Talk:Keyboard Artwork Library
why use "First World" word?
I suppose what they really meant was Western Europe and North America (+ Australia, New Zealand). It doesn't seem to cover Poland (missing Ł/ł) or any Slavic-speaking country, for that matter. --220.127.116.11 15:44, 30 April 2007 (EDT)
A laptop for kids and you are using uppoer case letters and the wrong number shapes eniterly for "First World". Do you have anyone on the project who has any experience of teaching early years?
What's wrong with the numbers?
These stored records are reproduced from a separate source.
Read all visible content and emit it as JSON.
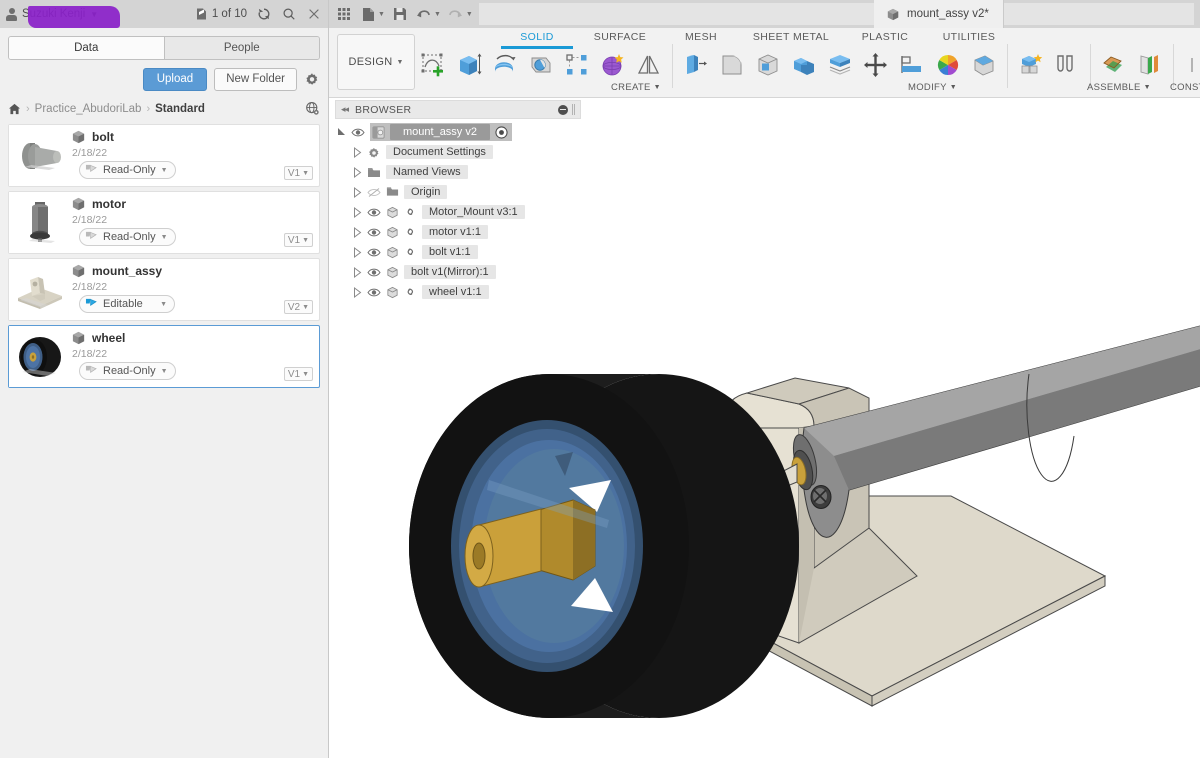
{
  "data_panel": {
    "user": {
      "name": "Suzuki Kenji",
      "caret": "▼",
      "redacted": true
    },
    "doc_count": "1 of 10",
    "icons": {
      "refresh": "refresh-icon",
      "search": "search-icon",
      "close": "close-icon"
    },
    "tabs": [
      {
        "label": "Data",
        "active": true
      },
      {
        "label": "People",
        "active": false
      }
    ],
    "actions": {
      "upload": "Upload",
      "new_folder": "New Folder",
      "settings_icon": "gear-icon"
    },
    "breadcrumb": {
      "home_icon": "home-icon",
      "separator": "›",
      "items": [
        "Practice_AbudoriLab",
        "Standard"
      ],
      "globe_icon": "globe-icon"
    },
    "files": [
      {
        "name": "bolt",
        "date": "2/18/22",
        "status": "Read-Only",
        "version": "V1",
        "editable": false,
        "selected": false,
        "thumb": "bolt-thumbnail"
      },
      {
        "name": "motor",
        "date": "2/18/22",
        "status": "Read-Only",
        "version": "V1",
        "editable": false,
        "selected": false,
        "thumb": "motor-thumbnail"
      },
      {
        "name": "mount_assy",
        "date": "2/18/22",
        "status": "Editable",
        "version": "V2",
        "editable": true,
        "selected": false,
        "thumb": "mount-assy-thumbnail"
      },
      {
        "name": "wheel",
        "date": "2/18/22",
        "status": "Read-Only",
        "version": "V1",
        "editable": false,
        "selected": true,
        "thumb": "wheel-thumbnail"
      }
    ],
    "badge_caret": "▼",
    "version_caret": "▼"
  },
  "quick_access": {
    "items": [
      {
        "icon": "grid-apps-icon",
        "caret": false
      },
      {
        "icon": "new-file-icon",
        "caret": true
      },
      {
        "icon": "save-icon",
        "caret": false
      },
      {
        "icon": "undo-icon",
        "caret": true
      },
      {
        "icon": "redo-icon",
        "caret": true
      }
    ],
    "caret_glyph": "▼"
  },
  "document_tab": {
    "title": "mount_assy v2*",
    "icon": "assembly-cube-icon"
  },
  "ribbon": {
    "workspace": {
      "label": "DESIGN",
      "caret": "▼"
    },
    "tabs": [
      {
        "label": "SOLID",
        "active": true
      },
      {
        "label": "SURFACE",
        "active": false
      },
      {
        "label": "MESH",
        "active": false
      },
      {
        "label": "SHEET METAL",
        "active": false
      },
      {
        "label": "PLASTIC",
        "active": false
      },
      {
        "label": "UTILITIES",
        "active": false
      }
    ],
    "groups": [
      {
        "label": "CREATE",
        "caret": "▼"
      },
      {
        "label": "MODIFY",
        "caret": "▼"
      },
      {
        "label": "ASSEMBLE",
        "caret": "▼"
      },
      {
        "label": "CONSTRUCT",
        "caret": "▼"
      }
    ],
    "tools": [
      "create-sketch-icon",
      "extrude-icon",
      "revolve-icon",
      "sweep-icon",
      "pattern-icon",
      "form-icon",
      "mirror-icon",
      "press-pull-icon",
      "fillet-icon",
      "shell-icon",
      "combine-icon",
      "offset-face-icon",
      "move-copy-icon",
      "align-icon",
      "appearance-icon",
      "physical-material-icon",
      "new-component-icon",
      "joint-icon",
      "offset-plane-icon",
      "midplane-icon"
    ]
  },
  "browser": {
    "title": "BROWSER",
    "collapse_icon": "collapse-arrows-icon",
    "minus_icon": "minus-circle-icon",
    "root": {
      "label": "mount_assy v2",
      "icon": "assembly-icon",
      "target_icon": "activate-target-icon",
      "visible": true
    },
    "nodes": [
      {
        "label": "Document Settings",
        "icon": "gear-icon",
        "eye": true,
        "link": false
      },
      {
        "label": "Named Views",
        "icon": "folder-icon",
        "eye": true,
        "link": false
      },
      {
        "label": "Origin",
        "icon": "folder-icon",
        "eye": false,
        "link": false
      },
      {
        "label": "Motor_Mount v3:1",
        "icon": "component-icon",
        "eye": true,
        "link": true
      },
      {
        "label": "motor v1:1",
        "icon": "component-icon",
        "eye": true,
        "link": true
      },
      {
        "label": "bolt v1:1",
        "icon": "component-icon",
        "eye": true,
        "link": true
      },
      {
        "label": "bolt v1(Mirror):1",
        "icon": "component-icon",
        "eye": true,
        "link": false
      },
      {
        "label": "wheel v1:1",
        "icon": "component-icon",
        "eye": true,
        "link": true
      }
    ]
  },
  "viewport": {
    "background": "#ffffff",
    "models": [
      {
        "name": "wheel-model",
        "colors": {
          "tire": "#1a1a1a",
          "rim": "#4a6b96",
          "hub": "#c9a13b"
        }
      },
      {
        "name": "mount-assy-model",
        "colors": {
          "base": "#ded9cb",
          "motor": "#8d8d8d",
          "cap": "#2b2b2b",
          "wire": "#b03030"
        }
      }
    ]
  },
  "colors": {
    "accent": "#1b9ad6",
    "upload_button": "#5b9bd5",
    "panel_bg": "#f0f0f0",
    "titlebar": "#d4d4d4",
    "ribbon_bg": "#f2f2f2",
    "redaction": "#8a20c9"
  }
}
They seem fairly standard to me (they look just like the number symbols on the keyboard I'm typing on now, in fact). Is it just because your area/country/state/locale use a slightly different flaviour of handwriting (http://en.wikipedia.org/wiki/Regional_handwriting_variation)? My local flavour (Danish, born in 1970) either has no top serif on the '1' or has both a top serif and a footer. It also has a line across the middle of the stem in '7' (to distinguish '1' from '7').
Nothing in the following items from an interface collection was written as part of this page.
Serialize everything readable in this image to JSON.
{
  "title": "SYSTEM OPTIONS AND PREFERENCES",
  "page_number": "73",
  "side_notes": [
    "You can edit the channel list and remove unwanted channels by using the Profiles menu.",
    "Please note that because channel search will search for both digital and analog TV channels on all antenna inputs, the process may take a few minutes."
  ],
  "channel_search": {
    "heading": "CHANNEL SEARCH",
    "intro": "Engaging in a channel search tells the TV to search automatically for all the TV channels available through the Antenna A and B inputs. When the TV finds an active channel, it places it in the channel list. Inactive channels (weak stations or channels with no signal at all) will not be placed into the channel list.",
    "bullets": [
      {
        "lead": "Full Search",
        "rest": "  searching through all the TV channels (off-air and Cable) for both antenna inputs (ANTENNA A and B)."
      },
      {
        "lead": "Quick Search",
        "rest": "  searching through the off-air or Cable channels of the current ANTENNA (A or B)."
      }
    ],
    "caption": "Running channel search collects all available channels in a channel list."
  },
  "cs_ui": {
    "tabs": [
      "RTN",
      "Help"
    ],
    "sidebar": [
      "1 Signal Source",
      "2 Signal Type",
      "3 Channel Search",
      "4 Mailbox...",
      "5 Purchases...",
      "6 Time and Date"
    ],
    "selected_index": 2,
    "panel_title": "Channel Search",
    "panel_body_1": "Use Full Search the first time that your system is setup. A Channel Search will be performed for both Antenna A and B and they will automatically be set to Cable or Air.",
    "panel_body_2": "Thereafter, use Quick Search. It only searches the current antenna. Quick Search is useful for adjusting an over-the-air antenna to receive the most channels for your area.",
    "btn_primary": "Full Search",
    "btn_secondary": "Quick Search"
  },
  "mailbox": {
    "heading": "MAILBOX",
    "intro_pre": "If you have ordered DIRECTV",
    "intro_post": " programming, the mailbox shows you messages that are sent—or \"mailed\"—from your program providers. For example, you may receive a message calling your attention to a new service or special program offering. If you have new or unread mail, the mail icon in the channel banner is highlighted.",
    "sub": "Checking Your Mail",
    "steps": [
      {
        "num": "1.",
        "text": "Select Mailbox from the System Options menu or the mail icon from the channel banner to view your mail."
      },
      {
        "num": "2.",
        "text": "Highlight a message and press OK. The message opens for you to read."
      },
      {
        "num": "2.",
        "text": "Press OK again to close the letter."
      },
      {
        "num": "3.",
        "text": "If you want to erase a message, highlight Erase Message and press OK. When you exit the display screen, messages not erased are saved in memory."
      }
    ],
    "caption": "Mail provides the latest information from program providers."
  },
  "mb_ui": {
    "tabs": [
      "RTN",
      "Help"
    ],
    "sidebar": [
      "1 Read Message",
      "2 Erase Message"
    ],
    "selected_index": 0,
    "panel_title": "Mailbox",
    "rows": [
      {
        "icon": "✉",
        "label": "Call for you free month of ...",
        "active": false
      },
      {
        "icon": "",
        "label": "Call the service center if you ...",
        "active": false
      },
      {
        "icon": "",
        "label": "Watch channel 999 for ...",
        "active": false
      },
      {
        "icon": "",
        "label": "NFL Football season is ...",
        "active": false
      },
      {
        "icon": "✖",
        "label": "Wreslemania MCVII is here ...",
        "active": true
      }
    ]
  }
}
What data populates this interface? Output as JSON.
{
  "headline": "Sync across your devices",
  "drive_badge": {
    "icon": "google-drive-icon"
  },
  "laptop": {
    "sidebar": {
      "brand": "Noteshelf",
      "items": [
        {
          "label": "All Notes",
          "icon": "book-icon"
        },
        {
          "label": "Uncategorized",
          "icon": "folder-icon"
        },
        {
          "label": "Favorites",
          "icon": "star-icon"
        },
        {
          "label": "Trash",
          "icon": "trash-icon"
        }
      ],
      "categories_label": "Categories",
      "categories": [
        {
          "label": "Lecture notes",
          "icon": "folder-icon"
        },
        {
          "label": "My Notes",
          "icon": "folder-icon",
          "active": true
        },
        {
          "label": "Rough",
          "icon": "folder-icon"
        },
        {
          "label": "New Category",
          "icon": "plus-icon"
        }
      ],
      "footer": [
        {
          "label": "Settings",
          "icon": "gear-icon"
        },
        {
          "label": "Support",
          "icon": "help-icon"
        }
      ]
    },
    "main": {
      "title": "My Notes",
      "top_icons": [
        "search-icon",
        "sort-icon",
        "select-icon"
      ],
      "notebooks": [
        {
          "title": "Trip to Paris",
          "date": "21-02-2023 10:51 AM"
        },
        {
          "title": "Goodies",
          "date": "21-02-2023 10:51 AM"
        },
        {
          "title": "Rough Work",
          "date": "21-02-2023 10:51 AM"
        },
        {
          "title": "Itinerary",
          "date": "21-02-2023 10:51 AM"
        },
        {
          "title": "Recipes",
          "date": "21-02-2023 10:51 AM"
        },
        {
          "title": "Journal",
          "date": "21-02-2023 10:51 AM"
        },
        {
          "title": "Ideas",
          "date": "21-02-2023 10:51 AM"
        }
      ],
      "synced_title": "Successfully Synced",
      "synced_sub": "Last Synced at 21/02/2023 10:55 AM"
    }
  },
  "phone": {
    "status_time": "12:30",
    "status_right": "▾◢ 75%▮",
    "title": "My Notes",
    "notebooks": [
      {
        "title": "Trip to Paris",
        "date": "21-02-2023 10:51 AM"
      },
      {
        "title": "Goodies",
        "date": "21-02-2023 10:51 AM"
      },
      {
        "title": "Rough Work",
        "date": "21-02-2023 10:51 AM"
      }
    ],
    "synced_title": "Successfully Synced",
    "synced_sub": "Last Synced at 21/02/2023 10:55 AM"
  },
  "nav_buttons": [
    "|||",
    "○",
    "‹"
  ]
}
Secondly, what's wrong with using upper-case letters? One might as well start with them. Since they have mostly straight lines, they are easier to learn to write and there are fewer variations (glyphs) of each letter.
(I do wonder why €, the Euro sign, wasn't put on 'E' key, which is the standard position in Europe. As far as I know, œ is rare even in French, since it's just a ligature for "oe" in "educated" writing which is only legal in some of the "oe" combinations.) Peter Lund <firstname.lastname@example.org>/--18.104.22.168 15:44, 30 April 2007 (EDT)